“[w]hether the Constitution permits a public university law school to exclude a religious student organization from a forum for speech solely because the group requires its officers and voting members to share its core religious commitments.”
According to the majority, the Constitution forbids this outrageous activity. How dare Christians think that they should be allowed to freely associate with … other Christians! Unthinkable!
Justice Ruth-Bader Ginsburg, writing for the majority, expressed concern for modern political correctness over the freedoms of religion and expressive association.
In his dissent, Justice Alito took a rather harsh tone with majority opinion. He wrote,
“[t]he proudest boast of our free speech jurisprudence is that we protect the freedom to express “the thought that we hate.” Today’s decision rests on a very different principle: no freedom for expression that offends prevailing standards of political correctness in our country’s institutions of higher learning.” (Internal citations omitted).
How dare the Christian Legal Society seek to be comprised of Christians!
In ruling against the CLS students, the Court not only turned the Constitution on its head, the Court also went, in-part, against its own precedent. In Boy Scouts of America v. Dale, 530 U.S. 640 (2000), the Court found that “[t]he forced inclusion of an unwanted person in a group infringes the group’s freedom of expressive association.”
Justice Ginsburg’s opinion opened a Pandora’s box for every opposing campus group to drown out groups they find distasteful. Justice Alito explained that the decision provides “a handy weapon for suppressing the free speech of unpopular groups.”
Take for example a campus where Republicans largely out number Democrats. There is nothing to stop the Republicans from taking over the campus Democrats and silencing liberal voices.
The possibilities are endless.
The decision forces campus groups to admit members who are openly hostile to a group’s position. Imagine an atheist group taking over a Christian group, a Muslim group taking over a Jewish group, the cat club taking overt the dog club. Justice Ginsberg dismissed this slippery slope argument as “more hypothetical than real.”
Not so fast, Justice Ginsburg.
In the past few years, some Muslim groups have sought to silence Jewish voices in American schools. Just recently the University of California-Irvine recommended the suspension of a Muslim student group for disrupting an Israeli ambassadors speech.
Writing for Townhall, Professor Mike Adams, a devout Christian, offered his thoughts on what can be done about the atheists on his campus:
“So, when I get back to the secular university in August, I plan to round up the students I know who are most hostile to atheism. Then I’m going to get them to help me find atheist-haters willing to join atheist student groups across the South. I plan to use my young fundamentalist Christian warriors to undermine the mission of every group that disagrees with me on the existence of God.”
“Justice Ginsburg was not impressed by the argument that the policy allows students hostile to a group’s core tenets to disrupt the group’s mission, or even destroy the group altogether … But I intend to make such concerns a reality for the unbelieving heathens.”
His full article can be found here.

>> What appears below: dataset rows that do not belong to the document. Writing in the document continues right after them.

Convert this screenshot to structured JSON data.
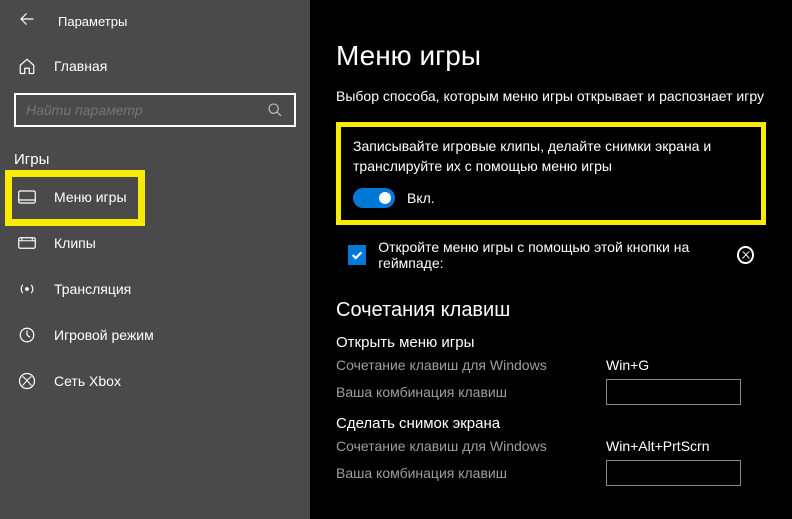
{
  "header": {
    "title": "Параметры"
  },
  "sidebar": {
    "home": "Главная",
    "search_placeholder": "Найти параметр",
    "category": "Игры",
    "items": [
      {
        "label": "Меню игры"
      },
      {
        "label": "Клипы"
      },
      {
        "label": "Трансляция"
      },
      {
        "label": "Игровой режим"
      },
      {
        "label": "Сеть Xbox"
      }
    ]
  },
  "main": {
    "title": "Меню игры",
    "subtitle": "Выбор способа, которым меню игры открывает и распознает игру",
    "record_desc": "Записывайте игровые клипы, делайте снимки экрана и транслируйте их с помощью меню игры",
    "toggle_label": "Вкл.",
    "checkbox_label": "Откройте меню игры с помощью этой кнопки на геймпаде:",
    "shortcuts_heading": "Сочетания клавиш",
    "open_menu": {
      "title": "Открыть меню игры",
      "win_label": "Сочетание клавиш для Windows",
      "win_value": "Win+G",
      "custom_label": "Ваша комбинация клавиш"
    },
    "screenshot": {
      "title": "Сделать снимок экрана",
      "win_label": "Сочетание клавиш для Windows",
      "win_value": "Win+Alt+PrtScrn",
      "custom_label": "Ваша комбинация клавиш"
    }
  }
}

While the article has a certain tongue-in-cheek quality, the possibility of campus discord is very real.
Law schools should be a forum for healthy, open, and honest debate. The forum is muddled when administrators, liberal or conservative, attempt to limit freedom of speech.
What Ms. Kay did to Christian students and what Ms. Kagan did to military recruiters is shameful.
Who knows, maybe Ms. Kay is just positioning herself for an Obama nomination to the Supreme Court as well.